There are battles that do not make sense. This is one of those cases.
In a civil dispute over fraudulent investments, the Plaintiff brought a motion to compel the Defendant to “Bates Label” electronically stored information in native file format, because the local Discovery Practices Handbook required Bates numbering of ESI. U.S. Holdings, Inc. v. Suntrust Bank, 2011 U.S. Dist. LEXIS 29956, at 13-14 (S.D. Fla. Mar. 23, 2011).
The Defendant countered that to “Bates Label” their prior discovery produced in native file format, they would need to re-produce it as TIFF’s for branding of Bates Labels. U.S. Holdings, Inc. at *13. Moreover, the conversion costs would be between $16,000 to $75,000. Id.
The Plaintiff’s counter argument was $16,000 was not overly expensive given the claims in the lawsuit (notice no mention of $75,000). U.S. Holdings, Inc. at *13.
The Court stated that the local “Discovery Practices Handbook” required ESI to be produced with Bates Labels. U.S. Holdings, Inc. at *13.
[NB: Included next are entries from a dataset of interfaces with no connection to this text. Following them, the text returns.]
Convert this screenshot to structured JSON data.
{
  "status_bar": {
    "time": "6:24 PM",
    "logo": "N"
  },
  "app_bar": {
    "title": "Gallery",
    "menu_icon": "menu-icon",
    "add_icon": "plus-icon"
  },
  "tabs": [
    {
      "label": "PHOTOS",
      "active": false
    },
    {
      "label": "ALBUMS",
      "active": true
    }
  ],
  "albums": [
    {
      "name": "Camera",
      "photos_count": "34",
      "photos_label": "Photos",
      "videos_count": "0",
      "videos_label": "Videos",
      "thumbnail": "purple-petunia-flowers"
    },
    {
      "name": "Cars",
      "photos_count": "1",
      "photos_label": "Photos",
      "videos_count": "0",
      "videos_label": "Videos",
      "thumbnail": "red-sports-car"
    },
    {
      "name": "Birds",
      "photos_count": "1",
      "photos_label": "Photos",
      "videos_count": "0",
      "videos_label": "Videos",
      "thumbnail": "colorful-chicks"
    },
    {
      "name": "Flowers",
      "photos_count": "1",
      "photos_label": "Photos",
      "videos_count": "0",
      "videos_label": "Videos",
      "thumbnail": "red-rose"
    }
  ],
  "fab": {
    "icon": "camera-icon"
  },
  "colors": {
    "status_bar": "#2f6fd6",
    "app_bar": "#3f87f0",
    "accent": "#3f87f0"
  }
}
However, the Court denied the Plaintiff’s motion to compel, but ordered all future ESI productions to be Bates Labeled (and by default converted to a static image and therefore driving up the costs of discovery). U.S. Holdings, Inc. at *13-14.
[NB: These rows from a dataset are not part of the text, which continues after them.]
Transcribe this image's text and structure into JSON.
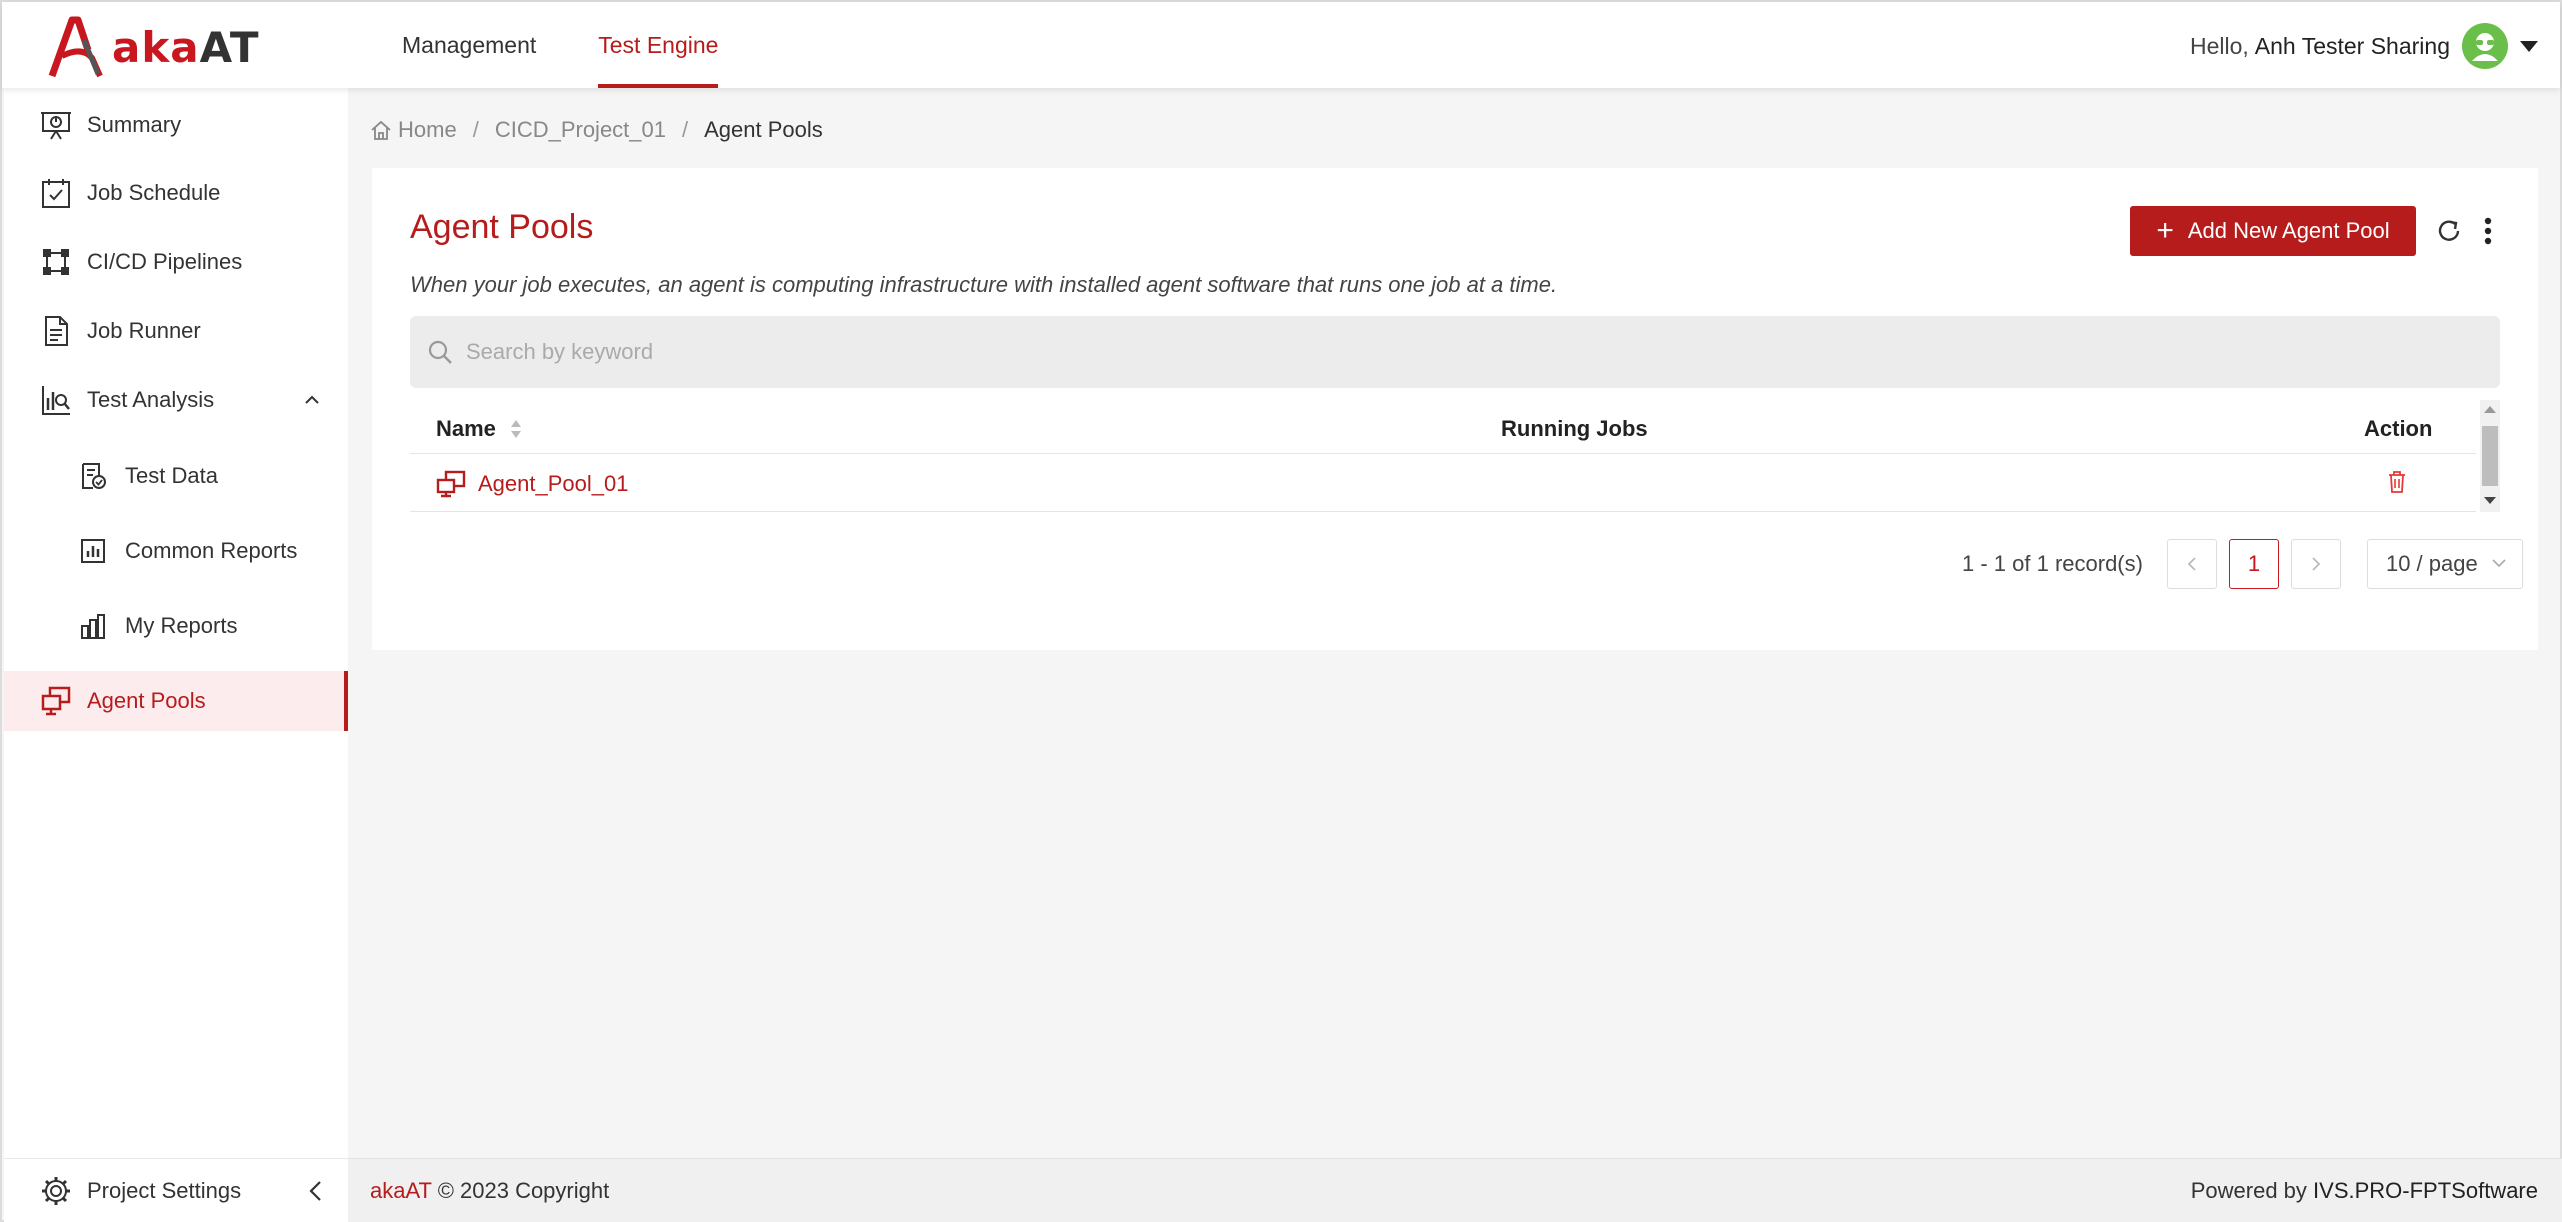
{
  "brand": {
    "logo_aka": "aka",
    "logo_at": "AT",
    "accent": "#b71c1c"
  },
  "topnav": {
    "items": [
      {
        "label": "Management",
        "active": false
      },
      {
        "label": "Test Engine",
        "active": true
      }
    ]
  },
  "user": {
    "greeting": "Hello,",
    "name": "Anh Tester Sharing"
  },
  "sidebar": {
    "items": [
      {
        "label": "Summary",
        "icon": "presentation-icon"
      },
      {
        "label": "Job Schedule",
        "icon": "calendar-check-icon"
      },
      {
        "label": "CI/CD Pipelines",
        "icon": "pipeline-icon"
      },
      {
        "label": "Job Runner",
        "icon": "document-icon"
      },
      {
        "label": "Test Analysis",
        "icon": "chart-search-icon",
        "expanded": true
      },
      {
        "label": "Test Data",
        "icon": "file-check-icon",
        "sub": true
      },
      {
        "label": "Common Reports",
        "icon": "bar-chart-icon",
        "sub": true
      },
      {
        "label": "My Reports",
        "icon": "bar-chart-icon",
        "sub": true
      },
      {
        "label": "Agent Pools",
        "icon": "monitors-icon",
        "active": true
      }
    ],
    "settings_label": "Project Settings"
  },
  "breadcrumb": {
    "home": "Home",
    "project": "CICD_Project_01",
    "current": "Agent Pools"
  },
  "page": {
    "title": "Agent Pools",
    "description": "When your job executes, an agent is computing infrastructure with installed agent software that runs one job at a time.",
    "add_button": "Add New Agent Pool",
    "search_placeholder": "Search by keyword"
  },
  "table": {
    "columns": [
      "Name",
      "Running Jobs",
      "Action"
    ],
    "rows": [
      {
        "name": "Agent_Pool_01",
        "running_jobs": ""
      }
    ]
  },
  "pagination": {
    "summary": "1 - 1 of 1 record(s)",
    "current_page": "1",
    "page_size": "10 / page"
  },
  "footer": {
    "brand": "akaAT",
    "copyright": "© 2023 Copyright",
    "powered_by": "Powered by",
    "org": "IVS.PRO-FPTSoftware"
  }
}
The Court explained that the Plaintiff did not counter the Defendant’s argument that Bates Labeling of ESI requires conversion of native files to TIFF or PDF. Id.
The Court specifically held:
It appears that there was no objection to the production of ESI in native format; and, it appears that the vast majority of the ESI produced is not directly relevant to the claims and defenses in the case at bar. Therefore, at this stage of the litigation, and under the circumstances of this case, Defendants are not be required to Bates label the ESI already produced. However, any future production of ESI shall be Bates labeled.
U.S. Holdings, Inc. at *13-14.
Bow Tie Thoughts
Any default local “discovery handbook” requiring ESI to be converted to a static image for “Bates Labeling” needs a date with a recycle bin.
First, Federal Rule of Civil Procedure Rule 1 states the following, in relevant part:
These rules govern the procedure in all civil actions and proceedings in the United States district courts… They should be construed and administered to secure the just, speedy, and inexpensive determination of every action and proceeding. (As amended Dec. 29, 1948, eff. Oct. 20, 1949; Feb. 28, 1966, eff. July 1, 1966; Apr. 22, 1993, eff. Dec. 1, 1993; Apr. 30, 2007, eff. Dec. 1, 2007.)
Any interpretation of a “Discovery Handbook” that can increase the cost of litigation $16,000 to $75,000 clearly violates the first rule of the Federal Rules of Civil Procedure that cases be “administered to secure the just, speedy, and inexpensive determination of every action and proceeding.”
Second, Federal Rule of Civil Procedure Rule 34(b)(2)(E) states, in relevant part:
(i) A party must produce documents as they are kept in the usual course of business or must organize and label them to correspond to the categories in the request;
(ii) If a request does not specify a form for producing electronically stored information, a party must produce it in a form or forms in which it is ordinarily maintained or in a reasonably usable form or forms; and
(iii) A party need not produce the same electronically stored information in more than one form.
Jannx Med. Sys. v. Methodist Hosps., Inc., 2010 U.S. Dist. LEXIS 122574, at *8 (N.D. Ind. Nov. 17, 2010).
The above interpretation of the “Discovery Handbook” stands directly opposed to Federal Rule of Civil Procedure Rule 34(b)(2)(E).
The issue of “Bates Labeling” electronically stored information is understandable given the decades of legal assistants stamping paper documents. However, that dogmatic practice has come to an end with electronically stored information. Data cannot be forced into a paper model of production that 1) drives up the cost of discovery and 2) violates the Federal Rules of Civil Procedure. Just imagine converting an Excel file with multiple tabs and fields to a static image solely for the sake of branding a number on it.
The issue of “Bates Labeling” is solved with 1) Assigning records control numbers and 2) Producing MD5 or SHA5 hash numbers as production fields with metadata. These digital fingerprints are the 21st Century way to address these issues, not compounding the cost of discovery by converting searchable native files to static images for the sake of branding them with a number.
Parties should discuss at a meet and confer how ESI should be produced. There is nothing that should stop parties from determining that “Bates Labeling” of ESI is producing a hash value, reported to the Court in a joint statement, which can be codified as a court order at a Federal Rule of Civil Procedure Rule 16(b) conference.
The future is now. We should not limit discovery “Bates numbers” to paper productions of the 1950s with the technology available today.